Stored data section start

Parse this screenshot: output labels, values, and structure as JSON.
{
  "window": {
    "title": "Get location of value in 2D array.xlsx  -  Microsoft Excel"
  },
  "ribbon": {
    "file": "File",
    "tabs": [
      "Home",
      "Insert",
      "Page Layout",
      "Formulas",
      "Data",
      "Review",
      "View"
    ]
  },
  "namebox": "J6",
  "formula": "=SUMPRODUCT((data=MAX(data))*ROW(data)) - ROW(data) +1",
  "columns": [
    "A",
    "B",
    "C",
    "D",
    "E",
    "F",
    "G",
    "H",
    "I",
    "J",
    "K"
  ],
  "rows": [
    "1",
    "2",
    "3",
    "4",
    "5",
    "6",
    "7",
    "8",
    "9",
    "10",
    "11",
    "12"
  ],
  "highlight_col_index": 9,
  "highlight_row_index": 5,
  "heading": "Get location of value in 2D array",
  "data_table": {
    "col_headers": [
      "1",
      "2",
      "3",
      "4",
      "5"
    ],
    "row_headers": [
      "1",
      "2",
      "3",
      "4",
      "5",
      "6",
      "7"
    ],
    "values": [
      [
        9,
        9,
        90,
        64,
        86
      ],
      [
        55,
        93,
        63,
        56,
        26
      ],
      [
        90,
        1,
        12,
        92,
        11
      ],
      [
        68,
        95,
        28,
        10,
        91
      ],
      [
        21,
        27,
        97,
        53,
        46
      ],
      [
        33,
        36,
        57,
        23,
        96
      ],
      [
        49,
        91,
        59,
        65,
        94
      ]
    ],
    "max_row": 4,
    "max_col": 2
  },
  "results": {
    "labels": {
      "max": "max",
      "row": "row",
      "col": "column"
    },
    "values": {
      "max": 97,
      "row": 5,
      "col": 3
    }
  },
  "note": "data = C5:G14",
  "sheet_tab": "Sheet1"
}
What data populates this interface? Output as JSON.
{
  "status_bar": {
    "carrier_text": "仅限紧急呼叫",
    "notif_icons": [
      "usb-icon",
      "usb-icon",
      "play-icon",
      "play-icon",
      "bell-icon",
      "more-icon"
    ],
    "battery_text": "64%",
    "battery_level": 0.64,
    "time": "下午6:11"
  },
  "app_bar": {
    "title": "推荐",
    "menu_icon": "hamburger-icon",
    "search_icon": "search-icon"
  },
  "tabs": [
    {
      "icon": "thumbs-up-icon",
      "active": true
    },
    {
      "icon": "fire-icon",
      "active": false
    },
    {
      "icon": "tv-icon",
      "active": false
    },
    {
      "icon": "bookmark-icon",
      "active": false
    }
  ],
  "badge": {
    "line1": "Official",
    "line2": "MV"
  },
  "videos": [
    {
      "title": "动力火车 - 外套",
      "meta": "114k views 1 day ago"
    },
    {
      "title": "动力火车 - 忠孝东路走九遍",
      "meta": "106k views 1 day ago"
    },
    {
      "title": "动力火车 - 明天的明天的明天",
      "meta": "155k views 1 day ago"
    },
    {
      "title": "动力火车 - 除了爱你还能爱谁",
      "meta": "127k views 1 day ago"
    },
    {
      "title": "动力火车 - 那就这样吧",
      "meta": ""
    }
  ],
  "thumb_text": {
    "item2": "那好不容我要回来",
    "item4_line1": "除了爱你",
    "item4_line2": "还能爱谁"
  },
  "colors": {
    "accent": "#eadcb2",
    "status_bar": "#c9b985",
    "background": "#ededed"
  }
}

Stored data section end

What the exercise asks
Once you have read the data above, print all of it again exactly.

Output for this task
Parse this screenshot: output labels, values, and structure as JSON.
{
  "window": {
    "title": "Get location of value in 2D array.xlsx  -  Microsoft Excel"
  },
  "ribbon": {
    "file": "File",
    "tabs": [
      "Home",
      "Insert",
      "Page Layout",
      "Formulas",
      "Data",
      "Review",
      "View"
    ]
  },
  "namebox": "J6",
  "formula": "=SUMPRODUCT((data=MAX(data))*ROW(data)) - ROW(data) +1",
  "columns": [
    "A",
    "B",
    "C",
    "D",
    "E",
    "F",
    "G",
    "H",
    "I",
    "J",
    "K"
  ],
  "rows": [
    "1",
    "2",
    "3",
    "4",
    "5",
    "6",
    "7",
    "8",
    "9",
    "10",
    "11",
    "12"
  ],
  "highlight_col_index": 9,
  "highlight_row_index": 5,
  "heading": "Get location of value in 2D array",
  "data_table": {
    "col_headers": [
      "1",
      "2",
      "3",
      "4",
      "5"
    ],
    "row_headers": [
      "1",
      "2",
      "3",
      "4",
      "5",
      "6",
      "7"
    ],
    "values": [
      [
        9,
        9,
        90,
        64,
        86
      ],
      [
        55,
        93,
        63,
        56,
        26
      ],
      [
        90,
        1,
        12,
        92,
        11
      ],
      [
        68,
        95,
        28,
        10,
        91
      ],
      [
        21,
        27,
        97,
        53,
        46
      ],
      [
        33,
        36,
        57,
        23,
        96
      ],
      [
        49,
        91,
        59,
        65,
        94
      ]
    ],
    "max_row": 4,
    "max_col": 2
  },
  "results": {
    "labels": {
      "max": "max",
      "row": "row",
      "col": "column"
    },
    "values": {
      "max": 97,
      "row": 5,
      "col": 3
    }
  },
  "note": "data = C5:G14",
  "sheet_tab": "Sheet1"
}
What data populates this interface? Output as JSON.
{
  "status_bar": {
    "carrier_text": "仅限紧急呼叫",
    "notif_icons": [
      "usb-icon",
      "usb-icon",
      "play-icon",
      "play-icon",
      "bell-icon",
      "more-icon"
    ],
    "battery_text": "64%",
    "battery_level": 0.64,
    "time": "下午6:11"
  },
  "app_bar": {
    "title": "推荐",
    "menu_icon": "hamburger-icon",
    "search_icon": "search-icon"
  },
  "tabs": [
    {
      "icon": "thumbs-up-icon",
      "active": true
    },
    {
      "icon": "fire-icon",
      "active": false
    },
    {
      "icon": "tv-icon",
      "active": false
    },
    {
      "icon": "bookmark-icon",
      "active": false
    }
  ],
  "badge": {
    "line1": "Official",
    "line2": "MV"
  },
  "videos": [
    {
      "title": "动力火车 - 外套",
      "meta": "114k views 1 day ago"
    },
    {
      "title": "动力火车 - 忠孝东路走九遍",
      "meta": "106k views 1 day ago"
    },
    {
      "title": "动力火车 - 明天的明天的明天",
      "meta": "155k views 1 day ago"
    },
    {
      "title": "动力火车 - 除了爱你还能爱谁",
      "meta": "127k views 1 day ago"
    },
    {
      "title": "动力火车 - 那就这样吧",
      "meta": ""
    }
  ],
  "thumb_text": {
    "item2": "那好不容我要回来",
    "item4_line1": "除了爱你",
    "item4_line2": "还能爱谁"
  },
  "colors": {
    "accent": "#eadcb2",
    "status_bar": "#c9b985",
    "background": "#ededed"
  }
}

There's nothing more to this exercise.